Is that factoid true?

I came across this comment as I was preparing a lesson on cooling: 

"US uses more electricity on cooling than Africa does on everything."

As often happens, the factoid gets divorced from its source, and just stays there, overly confident in its truth. But is it true? And how do I find out? As Churchill said, "A lie gets halfway around the world before the truth has a chance to get its pants on." He said this long before the internet was invented and the term "social media" was coined, but some things do not change. Or perhaps, and somewhat more scarily the world today is similar to the 1920s, and we are heading towards a repeat of the 1930s. 

According to this article in Mother Jones (July, 2015), the US spends 11 billion dollars on air conditioning, and in the process emits 100 million tons of CO2.

According to the Carbon Dioxide Information Analysis Centre (2008) Africa's carbon emissions 311 metric tonnes.

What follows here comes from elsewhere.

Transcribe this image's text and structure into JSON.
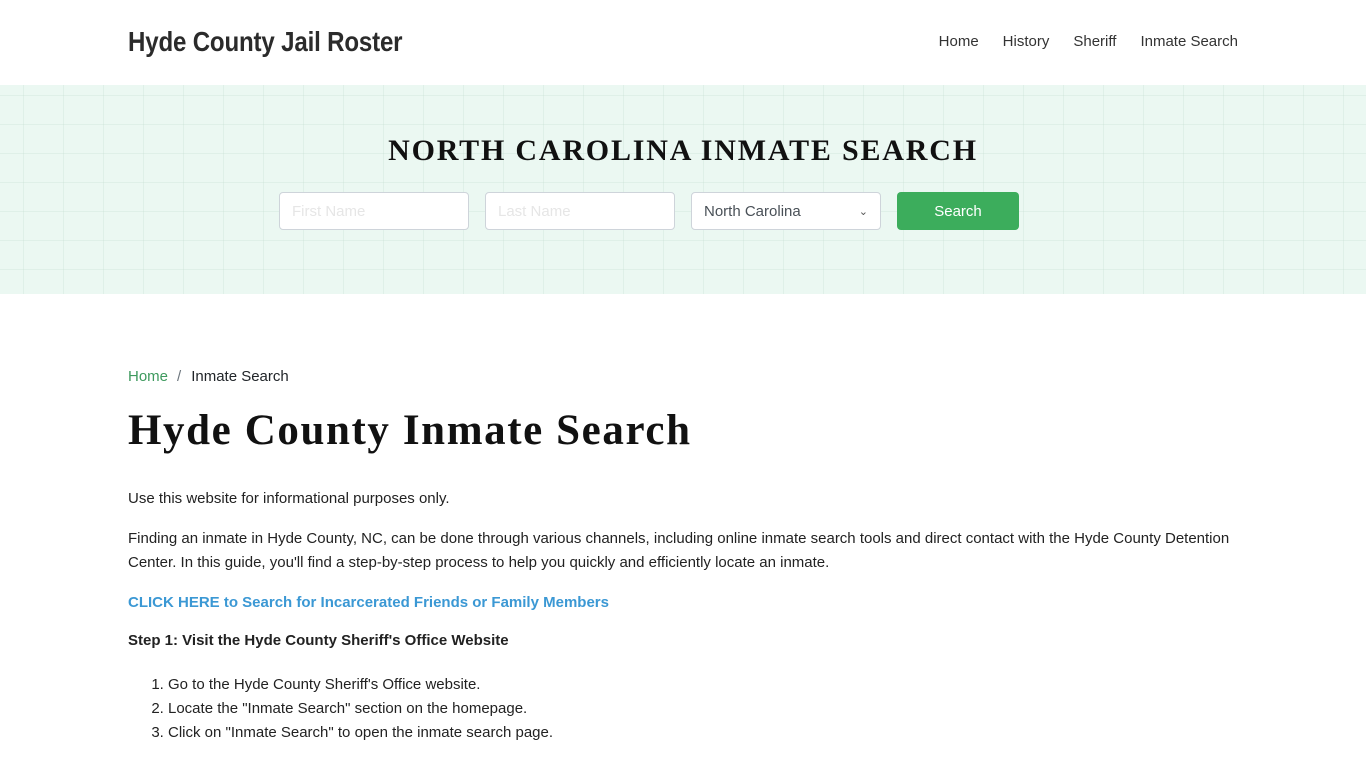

But that's all emissions, not just electricity. 

Wait a minute, was the Mother Jones statistic metric tonnes, long tons or short tons? The latter are 10% more or less the former. Also, the factoid said "electricity" and Africa presumably has other carbon emissions than electricity. So it may be true.

According to accountants KPMG, Africa's electric generation capacity was 680 billion kWh in 2012. The US average 12 cents per kWh. So, I can work back from the 11 billion dollars to get 90 billion kWh. Now we're even further out and Africa is using over seven times more energy for everything than the US does for cooling.

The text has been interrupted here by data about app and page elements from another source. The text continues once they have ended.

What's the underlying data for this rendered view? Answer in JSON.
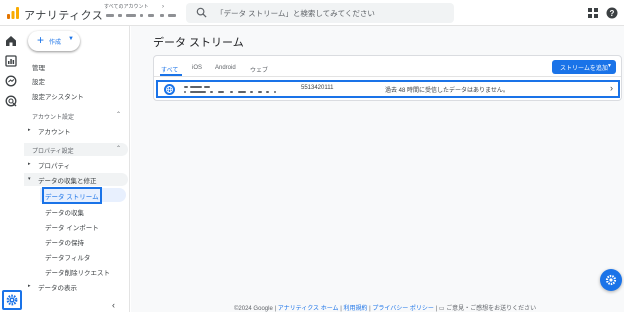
{
  "header": {
    "app_title": "アナリティクス",
    "account_label": "すべてのアカウント",
    "search_placeholder": "「データ ストリーム」と検索してみてください",
    "logo_icon": "analytics-logo-icon",
    "apps_icon": "apps-grid-icon",
    "help_icon": "help-icon"
  },
  "rail": {
    "items": [
      {
        "icon": "home-icon"
      },
      {
        "icon": "reports-icon"
      },
      {
        "icon": "explore-icon"
      },
      {
        "icon": "advertising-icon"
      }
    ],
    "settings_icon": "gear-icon"
  },
  "sidebar": {
    "create_label": "作成",
    "items": {
      "admin": "管理",
      "settings": "設定",
      "setup_assistant": "設定アシスタント",
      "account_settings": "アカウント設定",
      "account": "アカウント",
      "property_settings": "プロパティ設定",
      "property": "プロパティ",
      "data_collection": "データの収集と修正",
      "data_streams": "データ ストリーム",
      "data_collection_sub": "データの収集",
      "data_import": "データ インポート",
      "data_retention": "データの保持",
      "data_filters": "データフィルタ",
      "data_deletion": "データ削除リクエスト",
      "data_display": "データの表示"
    },
    "collapse_icon": "chevron-left-icon"
  },
  "main": {
    "title": "データ ストリーム",
    "tabs": [
      "すべて",
      "iOS",
      "Android",
      "ウェブ"
    ],
    "active_tab": "すべて",
    "add_stream_label": "ストリームを追加",
    "stream": {
      "id": "5513420111",
      "status": "過去 48 時間に受信したデータはありません。",
      "icon": "web-globe-icon"
    }
  },
  "footer": {
    "copyright": "©2024 Google",
    "home_link": "アナリティクス ホーム",
    "terms_link": "利用規約",
    "privacy_link": "プライバシー ポリシー",
    "feedback": "ご意見・ご感想をお送りください",
    "feedback_icon": "feedback-icon"
  },
  "fab_icon": "settings-assistant-icon",
  "colors": {
    "accent": "#1a73e8",
    "logo_orange": "#f9ab00",
    "logo_dark_orange": "#e37400"
  }
}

US Energy Information Administration's website gives around 2 pounds CO2 per kWh of electricity. If a short (US) ton is 2000 pounds, that's 1000 kWh per ton of CO2. So 100 billion kWh on air conditioning in the US.

Interestingly, if the above emission figures are correct, Africa's energy generation is at least twice as clean as the US. This is possible if Africa has a higher proportion of hydroelectricity, and a lot of the plant is newer and more efficient. 

Or perhaps this factoid was just talking about domestic air conditioning, rather than commercial or industrial.

This is neither US nor Africa, but may have some air conditioning
Or maybe the article was just wrong. This US Department of Energy site claims $29 billion were spent by homeowners on air conditioning, emitting 117 million metric tonnes of CO2. 

But where did I actually get that factoid from in the first place? It probably came from this July 2012 article on Yale Environment 360 by Stan Cox. It was probably true at some point, since the US has a long history of air conditioning, and Africa is still rapidly developing as an electricity consumer. 

Oh for that world of long ago, when all good things were true...